Visiting Scholar

Eve B. Oishi, Associate Professor, Women's Studies, CSU Long Beach
Professor Oishi is a Chicano Studies Research Center Fellow for 2004-05. Her project, Bodies Without Borders: Transnationality and Queer Identity in Independent Film, explores the connections between questions of form within cinema by people of color. It is a study of issues of race, gender and sexuality within American culture and politics; focusing on cinema by people of color (Asian Americans, African Americans, American Indian and Chicano) to make this cinematic work accessible to new audiences as well as place it within new theoretical and analytical frames.
Ellie D. Hernández, Assistant Professor of Women's Studies, UC Santa Barbara
Professor Hernandez is a visiting scholar at the center and conducting research for a book project “Gender and sexuality in the Americas” The focus of her research for 2004- 2005 examines a variety of contexts in which U.S. Latina/o and Chicana/o literary and cultural literary, cinematic and cultural representations of Chicana/os and Latina/os sexual and racial propriety have been performed and represented. Drawing upon American Cultural Studies, Gay and Lesbian Studies and feminist critiques, her work engages a comparative analysis of Chicana/o and Latina/o sexuality while looking at various models used to represent sexuality of Latina/os and Chicana/o. The interdisciplinary nature of project engages onsite archival historical research, media, film, anthropology (cultural studies), consumer theory, as well as gender and development analysis to initiate a study of the effects of consumption in the gender and sexuality in Latina/o communities examined.
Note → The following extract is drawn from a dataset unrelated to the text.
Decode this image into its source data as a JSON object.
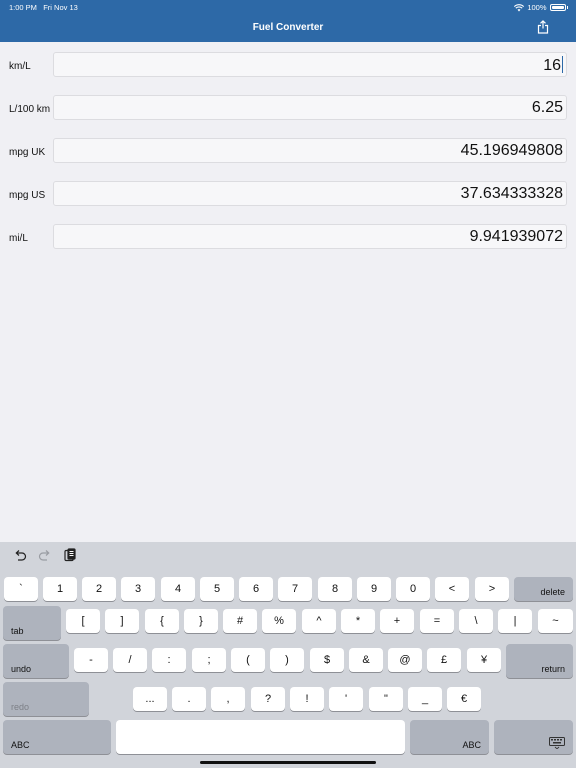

IAC Predoctoral/Graduate Fellows

Nadine Bermudez, PhD candidate, Department of Education, UCLA
Advisor: Professor Daniel Solorzano
Ms. Bermudez' dissertation, to be completed June 2005), Mendez v Westminster School District: The Story of a Mexican American Community's Struggle to End Race Discrimination in Their Neighborhood Schools , is a study of a little known 1947 "Mexican school" desegregation court case. However, it was a landmark decision for California education and of great historical value and had implications for the Brown v. Board of Education (1954) decision that came seven years later. The dissertation research strongly relates to IAC research goals and to the educational research of the CSRC; Ms. Bermudez is in a unique position to access information and conduct research on the Mendez case and this promises to make an important contribution to the fields of Chicano studies, ethnic studies, and education.


UCCLR Latino Policy Studies (SCR-43) Associates

For more information on this program, click here.
Raymond Rocco, Associate Professor, Department of Political Science, UCLA
Project: "Latino Political Incorporation and Community Advocacy Groups"
Daniel Solorzano, Professor, UCLA Graduate School of Education and Director of UC/ACCORD
Project: "The Doctoral Records Project"
Edward Telles, Professor, Department of Sociology, UCLA
Vilma Ortiz, Professor, Department of Sociology, UCLA
Project: "Socioeconomic Mobility Among the Mexican American People"
Maria Rebeca Burciaga, PhD candidate, Graduate School of Education, UCLA
Project: “La educacion nace en la cuna: Surviving and Succeeding in the Academy: Latina Experiences and Reflections on Graduate School, Academic Careers, Sexuality, and Family"
Katy Maribel Pinto, PhD candidate, Department of Sociology, UCLA
Project: “Mi Familia: Family and Gender Attitudes in Mexican American Families"
Maria Estella Zarate, PhD candidate, Graduate School of Education, UCLA
Project: "When Grades Don't Matter: Schooling and Family Experiences of College-Bound and Non-College-Bound Latinas"